The Pros and Cons of Fleece Bedding

Article 2 of 7 from Guinea Pig 101: Fleece Bedding Guide.

Fleece bedding pros and cons


As with any type of guinea pig bedding, there are advantages and disadvantages to using fleece.

One example is the daily maintenance required to remove poop and other debris. Some people don't mind setting aside time each day to sweep and vacuum for a clean, cavy-friendly living environment. Others prefer being able to simply empty out a cage filled with disposable bedding.

To help you decide, read over our list of pros and cons when considering if fleece is right for you.

  • Safe to use. Fleece won't irritate sensitive cavy eyes, skin, or respiratory system.
  • Gentle on piggy feet.
  • Reusable. Fleece can be washed and reused over and over again. The same goes for certain absorbent materials used underneath, such as towels or furniture pads.
  • Can be decorated. With so many colors and fun prints available you can personalize your pig's cage to your liking.
  • Saves money long term. Costs less than continuing to repurchase disposable bedding. 
  • Surface stays dry. When prepared properly fleece wicks moisture away from the surface down to the absorbent material below, effectively keeping piggy bottoms dry!
  • Easily sized to fit your cage.

  • Must be prepared correctly prior to use.
  • Must be paired with an absorbent material. For the surface to remain dry, an additional layer is required underneath to absorb liquid.
  • Requires daily cleaning. Droppings, discarded hay, and uneaten food accumulate quickly. These must be vacuumed or swept regularly, lest you find your pigs sitting amidst mountainous piles of poo!
  • Extra steps may be needed to remove hay or fur.
  • Requires regular washer/dryer access.
  • Initial cost of purchasing bedding sets.

Have any more to add? Share with us below!


  1. Another pro is the unused hay and poop is easy to compost ... and the wild bunnies in our neighborhood really enjoy the hay we end up throwing out

  2. Pros: easy to keep visually clean. The poops are all the the surface and easily removed unlike with some beddings where you can't get all the poop out until you discard the lot. Cons: may not be quite as hygienic as it seems. I'm not keen on the damp towels underneath especially in a warm house - I use newspaper which dries out except in the most used spots. We get these from neighbours so it costs us nothing. Do bacteria breed in the fleece even when the urine has wicked through? I don't know. We now wash on the highest temperature setting as a precaution and the fleece we have stands up to that OK. And to help prevent damage to the washing machine we hoover the fleeces before laundering them.

  3. Fleece definitely requires a correctly sized cage; it will not work in a conventional store-bought cage. Store bought cages do not have the square footage that allows the fleece to air out.

    Preparing fleece for washing is time consuming (I'm meticulous about getting the hair out since I suspect our last washer died from a clogged filter). However, I don't mind the trade-off of a bit more work for less waste.

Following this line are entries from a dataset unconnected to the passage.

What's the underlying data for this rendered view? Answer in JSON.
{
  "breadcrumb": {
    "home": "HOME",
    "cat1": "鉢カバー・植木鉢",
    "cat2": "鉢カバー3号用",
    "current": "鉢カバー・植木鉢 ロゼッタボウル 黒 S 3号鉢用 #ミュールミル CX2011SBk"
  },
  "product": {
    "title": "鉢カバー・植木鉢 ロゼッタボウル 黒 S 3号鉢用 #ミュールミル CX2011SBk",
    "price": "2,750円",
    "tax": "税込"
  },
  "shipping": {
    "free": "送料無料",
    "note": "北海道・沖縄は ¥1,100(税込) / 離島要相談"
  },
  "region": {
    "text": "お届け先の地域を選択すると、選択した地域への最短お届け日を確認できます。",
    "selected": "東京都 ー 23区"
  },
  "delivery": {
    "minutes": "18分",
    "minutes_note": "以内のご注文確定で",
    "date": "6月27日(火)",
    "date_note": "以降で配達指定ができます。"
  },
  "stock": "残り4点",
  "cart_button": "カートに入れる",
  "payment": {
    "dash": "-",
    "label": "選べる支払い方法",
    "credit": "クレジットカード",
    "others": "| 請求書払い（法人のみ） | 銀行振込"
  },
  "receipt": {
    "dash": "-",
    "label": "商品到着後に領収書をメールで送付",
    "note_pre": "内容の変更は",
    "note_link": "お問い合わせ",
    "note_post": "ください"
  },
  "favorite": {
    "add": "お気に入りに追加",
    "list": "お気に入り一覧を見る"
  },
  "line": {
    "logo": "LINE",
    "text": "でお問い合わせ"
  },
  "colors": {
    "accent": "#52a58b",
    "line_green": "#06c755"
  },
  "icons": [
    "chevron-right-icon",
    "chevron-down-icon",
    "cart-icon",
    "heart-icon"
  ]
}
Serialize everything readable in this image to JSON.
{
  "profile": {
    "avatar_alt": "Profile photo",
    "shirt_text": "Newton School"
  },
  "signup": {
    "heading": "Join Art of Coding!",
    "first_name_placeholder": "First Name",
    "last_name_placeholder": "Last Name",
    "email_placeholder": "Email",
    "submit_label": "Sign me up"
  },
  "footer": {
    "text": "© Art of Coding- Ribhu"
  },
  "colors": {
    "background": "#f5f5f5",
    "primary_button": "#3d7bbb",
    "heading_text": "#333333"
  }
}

    The pigs love the traction fleece provides, and they can really take off around the cage!

  4. Nice series of posts! I'd say it's more hygienic to clean the poos out each day rather than letting them build up for a week, so I like that about using fleece bedding. You can use 50% off coupons when you buy the fleece, so that keeps the cost down. I bought the towels I put underneath the fleece at a thrift store that charges by the pound, so they were very inexpensive. I have two sets of everything, so I can clean my piggy's pen and have him back in it within 30 minutes. xo Jennifer

  5. Hi Mindy,

    Thanks for sharing the pigture of your girls! Lucy and Callie are such cuties. Preparing fleece for guinea pig bedding is pretty easy - I wrote an article outlining the steps here:

    That should take care of the pooling urine issue. The absorbent liner you're using underneath may also contribute, you can find out more in the guide here:

    Hope that helps!

  6. I have two cute piggies (Lucy and Callie) and I'm sick of cleaning out their stinky bedding several times a week! We want to start doing the Fleece bedding but I keep hearing "Prepared Correctly" How do you prepare it? We're doing a trial run right now with just standard fleece but it doesn't seem to be absorbing, it takes awhile and in the mean time my pigs have tromped on it and it's coated their underbellies with urine! How do we prevent this from happening? What steps do I need to take to make sure it's prepared correctly?

  7. I have two baby guinea pigs, well they are a little over four months, and my smallest was having a bad reaction to the paper bedding. Her right eye was leaking discharge and closing up. I switched the bedding to fleece and with in a day her eye was so much better. My vet tech friend said she could be allergic to the brand I got. The fleece works amazing, even if it is a little bit more work. I would rather spot clean their cage three times a day and wash the fleece after three to four days later than change the paper bedding every day (With my Amara being allergic I would have had to switched to something else anyway and I hate the other bedding options). Fleece all the way! :)